And Ruth the Moabite said to Naomi, “Let me go to the field and glean among the ears of grain after him in whose sight I shall find favor.” And she said to her, “Go, my daughter.” So she set out and went and gleaned in the field after the reapers, and she happened to come to the part of the field belonging to Boaz, who was of the clan of Elimelech. Ruth 2:2-3 

Scripture has much to say regarding the poor. There are both righteous and unrighteous poor people. The righteous poor include those who are widows (like Ruth and Naomi), orphans, sick, elderly, immigrants, and hard-working people who struggle to make ends meet, even such as our Lord Jesus. The unrighteous poor include those who are poor because of sin such as laziness, drunkenness, and foolish spending, as illustrated throughout Proverbs. 

God has an affectionate concern for the righteous poor and gives repeated and clear instructions throughout Scripture for how His people are to lovingly and mercifully meet their physical needs. For example, God’s people in the Old Testament were to allow the poor an opportunity to obtain food through the honest labor of gleaning (Leviticus 19:9–10, 23:22; Deuteronomy 24:19–22). The equivalent today might be someone recycling cans to pay for groceries or volunteering at the food bank in exchange for food. The big idea behind gleaning was that the earth belonged to the Lord and that God’s people were required to share some of His provision with the poor as an act of His merciful provision for them. 

In short, the margins were left for the marginalized. In giving the poor an opportunity to work for their food, God also granted them a measure of dignity. This principle is to be continued today by God’s people as they share their blessings from Him with others in need, especially orphans and widows—which would include our society’s growing number of single mothers and their children.

In Ruth’s request to glean, we see that she was a woman of noble character, like the woman of Proverbs 31. She wasn’t prone to complaining but rather worked hard during a difficult season of life. Furthermore, she trusted the providential hand of God to permit her to “find favor” in someone’s eyes. Naomi, perhaps with some reservation for the woman she had come to love as her own daughter, agreed that they were in a dire and desperate place. So, Ruth ventured out in faith to find a field in which to glean food for them.

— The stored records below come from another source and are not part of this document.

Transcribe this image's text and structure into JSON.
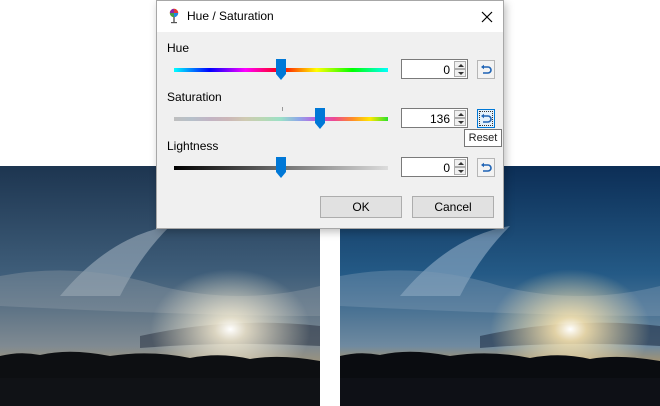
{
  "dialog": {
    "title": "Hue / Saturation",
    "icon": "color-palette-icon"
  },
  "hue": {
    "label": "Hue",
    "value": "0",
    "slider_fraction": 0.5
  },
  "saturation": {
    "label": "Saturation",
    "value": "136",
    "slider_fraction": 0.68
  },
  "lightness": {
    "label": "Lightness",
    "value": "0",
    "slider_fraction": 0.5
  },
  "tooltip": {
    "text": "Reset"
  },
  "buttons": {
    "ok": "OK",
    "cancel": "Cancel"
  },
  "colors": {
    "accent": "#0078d7",
    "dialog_bg": "#f0f0f0"
  }
}
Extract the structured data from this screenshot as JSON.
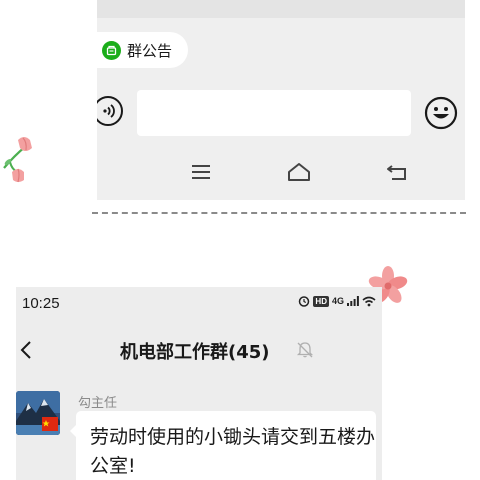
{
  "top_screenshot": {
    "group_notice_label": "群公告",
    "message_input_placeholder": "",
    "icons": {
      "notice": "notice-icon",
      "voice": "voice-icon",
      "emoji": "emoji-icon",
      "menu": "menu-icon",
      "home": "home-icon",
      "back": "back-icon"
    }
  },
  "bottom_screenshot": {
    "status_bar": {
      "time": "10:25",
      "hd_badge": "HD",
      "network": "4G"
    },
    "header": {
      "title": "机电部工作群(45)"
    },
    "message": {
      "sender": "勾主任",
      "text": "劳动时使用的小锄头请交到五楼办公室!"
    }
  },
  "colors": {
    "accent_green": "#1aad19",
    "chat_background": "#ededed",
    "bubble": "#ffffff",
    "flower_pink": "#f08a8a"
  }
}
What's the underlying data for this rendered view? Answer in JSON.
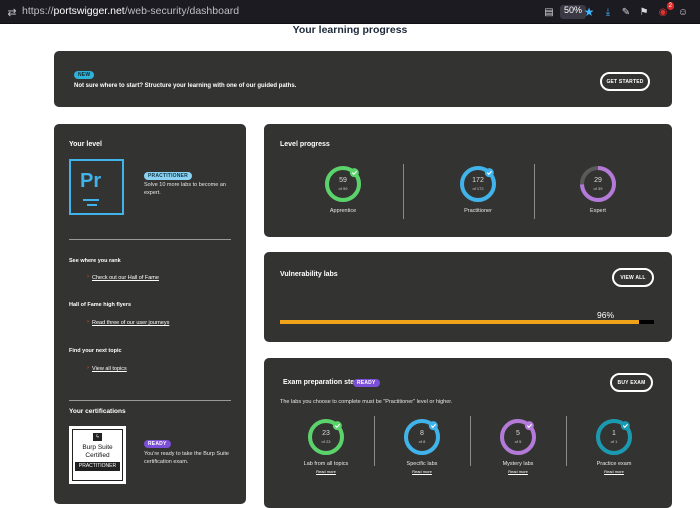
{
  "browser": {
    "url_scheme": "https://",
    "url_host": "portswigger.net",
    "url_path": "/web-security/dashboard",
    "zoom": "50%",
    "extension_badge": "2"
  },
  "page": {
    "title": "Your learning progress"
  },
  "banner": {
    "badge": "NEW",
    "text": "Not sure where to start? Structure your learning with one of our guided paths.",
    "button": "GET STARTED"
  },
  "level_card": {
    "heading": "Your level",
    "logo_text": "Pr",
    "badge": "PRACTITIONER",
    "message": "Solve 10 more labs to become an expert.",
    "rank_heading": "See where you rank",
    "rank_link": "Check out our Hall of Fame",
    "hof_heading": "Hall of Fame high flyers",
    "hof_link": "Read three of our user journeys",
    "next_heading": "Find your next topic",
    "next_link": "View all topics",
    "cert_heading": "Your certifications",
    "cert_line1": "Burp Suite",
    "cert_line2": "Certified",
    "cert_line3": "PRACTITIONER",
    "cert_badge": "READY",
    "cert_message": "You're ready to take the Burp Suite certification exam."
  },
  "level_progress": {
    "heading": "Level progress",
    "items": [
      {
        "num": "59",
        "sub": "of 59",
        "label": "Apprentice",
        "fraction": 1.0,
        "color": "#5bd36b",
        "done": true
      },
      {
        "num": "172",
        "sub": "of 172",
        "label": "Practitioner",
        "fraction": 1.0,
        "color": "#3fb3ea",
        "done": true
      },
      {
        "num": "29",
        "sub": "of 39",
        "label": "Expert",
        "fraction": 0.744,
        "color": "#b47ad9",
        "done": false
      }
    ]
  },
  "vuln_labs": {
    "heading": "Vulnerability labs",
    "button": "VIEW ALL",
    "percent_label": "96%",
    "percent": 0.96,
    "bar_color": "#f0a318"
  },
  "exam": {
    "heading": "Exam preparation steps",
    "badge": "READY",
    "button": "BUY EXAM",
    "note": "The labs you choose to complete must be \"Practitioner\" level or higher.",
    "items": [
      {
        "num": "23",
        "sub": "of 23",
        "label": "Lab from all topics",
        "link": "Read more",
        "fraction": 1.0,
        "color": "#5bd36b"
      },
      {
        "num": "8",
        "sub": "of 8",
        "label": "Specific labs",
        "link": "Read more",
        "fraction": 1.0,
        "color": "#3fb3ea"
      },
      {
        "num": "5",
        "sub": "of 5",
        "label": "Mystery labs",
        "link": "Read more",
        "fraction": 1.0,
        "color": "#b47ad9"
      },
      {
        "num": "1",
        "sub": "of 1",
        "label": "Practice exam",
        "link": "Read more",
        "fraction": 1.0,
        "color": "#1a9ab0"
      }
    ]
  }
}
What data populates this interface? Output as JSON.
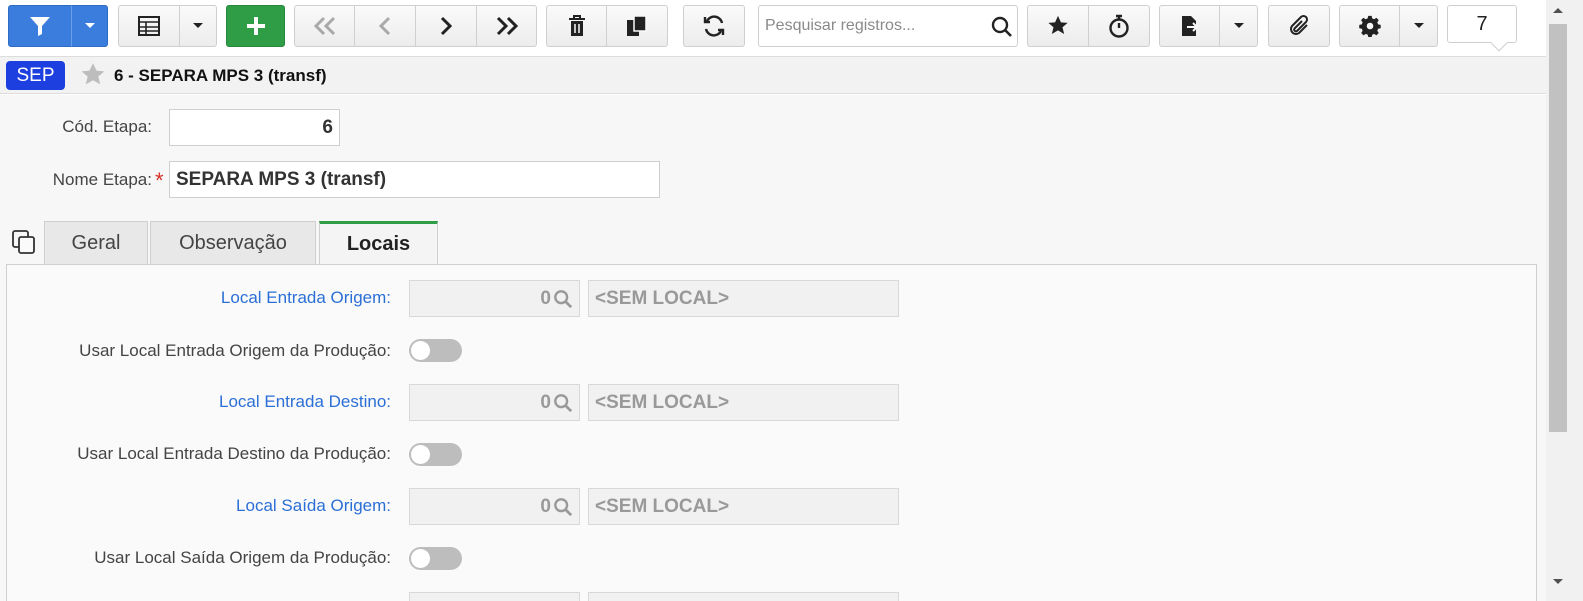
{
  "toolbar": {
    "search_placeholder": "Pesquisar registros...",
    "record_count": "7",
    "accent_blue": "#3b7ddd",
    "accent_green": "#2e9d45"
  },
  "record": {
    "badge": "SEP",
    "title": "6 - SEPARA MPS 3 (transf)"
  },
  "form": {
    "cod_etapa_label": "Cód. Etapa:",
    "cod_etapa_value": "6",
    "nome_etapa_label": "Nome Etapa:",
    "nome_etapa_value": "SEPARA MPS 3 (transf)",
    "required_mark": "*"
  },
  "tabs": [
    {
      "label": "Geral"
    },
    {
      "label": "Observação"
    },
    {
      "label": "Locais"
    }
  ],
  "locais": {
    "entrada_origem_label": "Local Entrada Origem:",
    "entrada_origem_code": "0",
    "entrada_origem_desc": "<SEM LOCAL>",
    "usar_entrada_origem_label": "Usar Local Entrada Origem da Produção:",
    "entrada_destino_label": "Local Entrada Destino:",
    "entrada_destino_code": "0",
    "entrada_destino_desc": "<SEM LOCAL>",
    "usar_entrada_destino_label": "Usar Local Entrada Destino da Produção:",
    "saida_origem_label": "Local Saída Origem:",
    "saida_origem_code": "0",
    "saida_origem_desc": "<SEM LOCAL>",
    "usar_saida_origem_label": "Usar Local Saída Origem da Produção:"
  },
  "icons": [
    "filter-icon",
    "chevron-down-icon",
    "table-icon",
    "plus-icon",
    "first-icon",
    "prev-icon",
    "next-icon",
    "last-icon",
    "trash-icon",
    "copy-icon",
    "refresh-icon",
    "search-icon",
    "star-icon",
    "stopwatch-icon",
    "export-icon",
    "paperclip-icon",
    "gear-icon"
  ]
}
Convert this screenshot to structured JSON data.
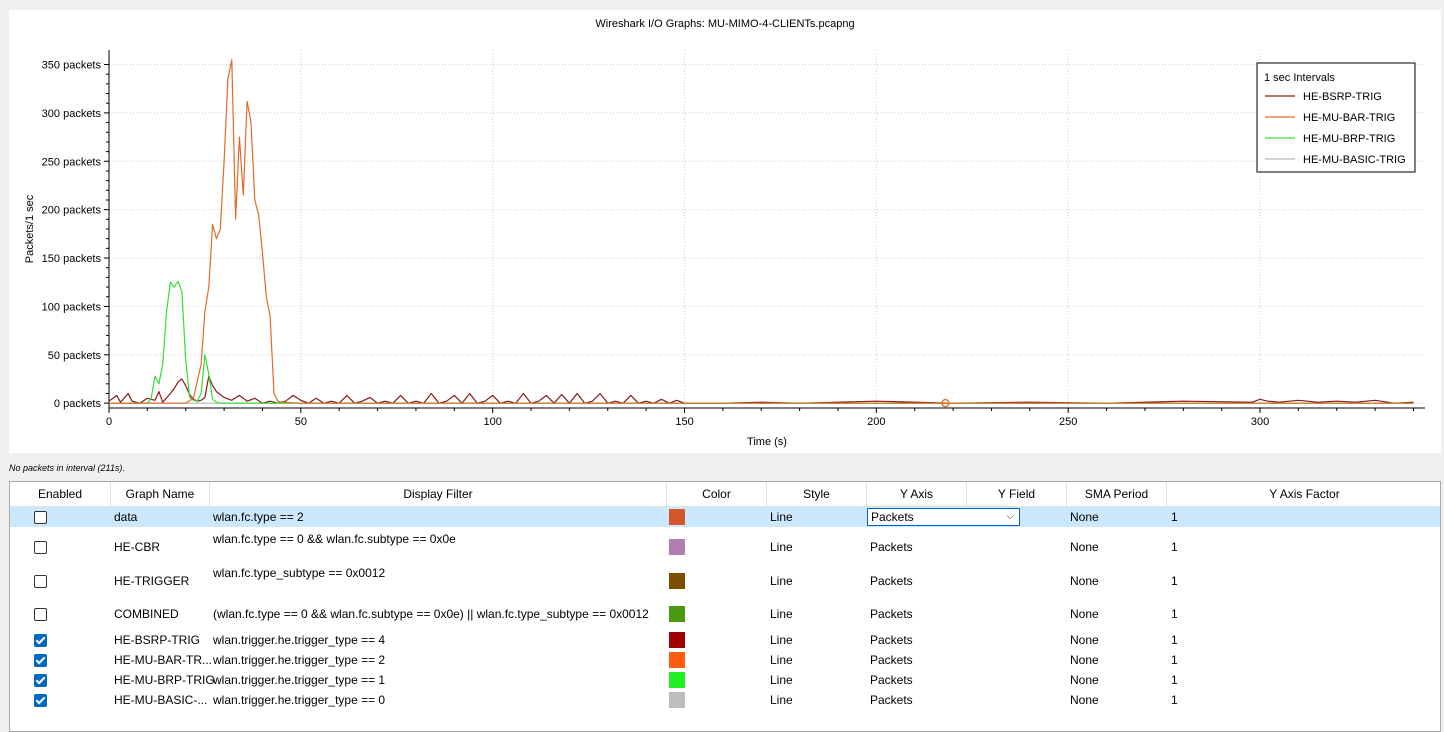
{
  "window": {
    "title": "Wireshark I/O Graphs: MU-MIMO-4-CLIENTs.pcapng"
  },
  "status_hint": "No packets in interval (211s).",
  "chart_data": {
    "type": "line",
    "title": "Wireshark I/O Graphs: MU-MIMO-4-CLIENTs.pcapng",
    "xlabel": "Time (s)",
    "ylabel": "Packets/1 sec",
    "xlim": [
      0,
      343
    ],
    "ylim": [
      -5,
      365
    ],
    "x_ticks": [
      0,
      50,
      100,
      150,
      200,
      250,
      300
    ],
    "y_ticks": [
      0,
      50,
      100,
      150,
      200,
      250,
      300,
      350
    ],
    "y_tick_labels": [
      "0 packets",
      "50 packets",
      "100 packets",
      "150 packets",
      "200 packets",
      "250 packets",
      "300 packets",
      "350 packets"
    ],
    "grid": true,
    "legend_title": "1 sec Intervals",
    "legend_position": "top-right",
    "marker": {
      "x": 218,
      "y": 0,
      "series": "HE-MU-BAR-TRIG"
    },
    "series": [
      {
        "name": "HE-BSRP-TRIG",
        "color": "#8b1a1a",
        "x": [
          0,
          2,
          3,
          5,
          6,
          8,
          10,
          12,
          13,
          14,
          16,
          17,
          18,
          19,
          20,
          21,
          22,
          23,
          24,
          25,
          26,
          27,
          28,
          30,
          32,
          34,
          36,
          38,
          40,
          42,
          44,
          46,
          48,
          50,
          52,
          54,
          56,
          58,
          60,
          62,
          64,
          66,
          68,
          70,
          72,
          74,
          76,
          78,
          80,
          82,
          84,
          86,
          88,
          90,
          92,
          94,
          96,
          98,
          100,
          102,
          104,
          106,
          108,
          110,
          112,
          114,
          116,
          118,
          120,
          122,
          124,
          126,
          128,
          130,
          132,
          134,
          136,
          138,
          140,
          142,
          144,
          146,
          148,
          150,
          160,
          170,
          180,
          200,
          220,
          240,
          260,
          280,
          298,
          300,
          302,
          305,
          310,
          315,
          320,
          325,
          330,
          335,
          340
        ],
        "y": [
          2,
          8,
          1,
          10,
          2,
          0,
          5,
          3,
          12,
          1,
          10,
          15,
          22,
          25,
          18,
          9,
          4,
          2,
          3,
          6,
          28,
          18,
          12,
          6,
          3,
          8,
          2,
          5,
          0,
          2,
          0,
          2,
          8,
          3,
          0,
          5,
          0,
          2,
          0,
          8,
          0,
          2,
          6,
          0,
          2,
          0,
          8,
          0,
          2,
          0,
          10,
          0,
          2,
          8,
          0,
          10,
          0,
          2,
          8,
          0,
          2,
          0,
          10,
          0,
          2,
          8,
          0,
          9,
          0,
          10,
          0,
          2,
          10,
          0,
          2,
          0,
          8,
          0,
          2,
          0,
          4,
          0,
          3,
          0,
          0,
          1,
          0,
          2,
          0,
          1,
          0,
          2,
          1,
          4,
          2,
          1,
          3,
          1,
          2,
          1,
          3,
          0,
          1
        ]
      },
      {
        "name": "HE-MU-BAR-TRIG",
        "color": "#e06a2c",
        "x": [
          0,
          5,
          10,
          15,
          18,
          20,
          22,
          24,
          25,
          26,
          27,
          28,
          29,
          30,
          31,
          32,
          33,
          34,
          35,
          36,
          37,
          38,
          39,
          40,
          41,
          42,
          43,
          44,
          45,
          50,
          100,
          150,
          200,
          218,
          250,
          300,
          340
        ],
        "y": [
          0,
          0,
          0,
          0,
          0,
          0,
          5,
          40,
          95,
          120,
          185,
          170,
          180,
          250,
          335,
          355,
          190,
          275,
          215,
          312,
          290,
          210,
          195,
          155,
          110,
          90,
          10,
          2,
          1,
          0,
          0,
          0,
          0,
          0,
          0,
          0,
          0
        ]
      },
      {
        "name": "HE-MU-BRP-TRIG",
        "color": "#33dd33",
        "x": [
          0,
          10,
          11,
          12,
          13,
          14,
          15,
          16,
          17,
          18,
          19,
          20,
          21,
          22,
          23,
          24,
          25,
          26,
          27,
          28,
          29,
          30,
          40,
          100,
          200,
          340
        ],
        "y": [
          0,
          0,
          5,
          28,
          20,
          40,
          95,
          125,
          120,
          126,
          115,
          45,
          6,
          3,
          2,
          10,
          50,
          30,
          4,
          1,
          0,
          0,
          0,
          0,
          0,
          0
        ]
      },
      {
        "name": "HE-MU-BASIC-TRIG",
        "color": "#b8b8b8",
        "x": [
          0,
          100,
          200,
          300,
          340
        ],
        "y": [
          0,
          0,
          0,
          0,
          0
        ]
      }
    ]
  },
  "table": {
    "headers": [
      "Enabled",
      "Graph Name",
      "Display Filter",
      "Color",
      "Style",
      "Y Axis",
      "Y Field",
      "SMA Period",
      "Y Axis Factor"
    ],
    "rows": [
      {
        "enabled": false,
        "name": "data",
        "filter": "wlan.fc.type == 2",
        "color": "#d0582b",
        "style": "Line",
        "y_axis": "Packets",
        "sma": "None",
        "factor": "1",
        "selected": true
      },
      {
        "enabled": false,
        "name": "HE-CBR",
        "filter": "wlan.fc.type == 0 && wlan.fc.subtype == 0x0e",
        "color": "#b07fb0",
        "style": "Line",
        "y_axis": "Packets",
        "sma": "None",
        "factor": "1"
      },
      {
        "enabled": false,
        "name": "HE-TRIGGER",
        "filter": "wlan.fc.type_subtype == 0x0012",
        "color": "#7a5000",
        "style": "Line",
        "y_axis": "Packets",
        "sma": "None",
        "factor": "1"
      },
      {
        "enabled": false,
        "name": "COMBINED",
        "filter": "(wlan.fc.type == 0 && wlan.fc.subtype == 0x0e) || wlan.fc.type_subtype == 0x0012",
        "color": "#4a9a10",
        "style": "Line",
        "y_axis": "Packets",
        "sma": "None",
        "factor": "1"
      },
      {
        "enabled": true,
        "name": "HE-BSRP-TRIG",
        "filter": "wlan.trigger.he.trigger_type == 4",
        "color": "#a00000",
        "style": "Line",
        "y_axis": "Packets",
        "sma": "None",
        "factor": "1"
      },
      {
        "enabled": true,
        "name": "HE-MU-BAR-TR...",
        "filter": "wlan.trigger.he.trigger_type == 2",
        "color": "#ff5a10",
        "style": "Line",
        "y_axis": "Packets",
        "sma": "None",
        "factor": "1"
      },
      {
        "enabled": true,
        "name": "HE-MU-BRP-TRIG",
        "filter": "wlan.trigger.he.trigger_type == 1",
        "color": "#22ee22",
        "style": "Line",
        "y_axis": "Packets",
        "sma": "None",
        "factor": "1"
      },
      {
        "enabled": true,
        "name": "HE-MU-BASIC-...",
        "filter": "wlan.trigger.he.trigger_type == 0",
        "color": "#bdbdbd",
        "style": "Line",
        "y_axis": "Packets",
        "sma": "None",
        "factor": "1"
      }
    ]
  }
}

  • How can you leave a margin to provide for the poor?
  • Is there a situation in your life in which you need to venture out in faith to claim God's provision?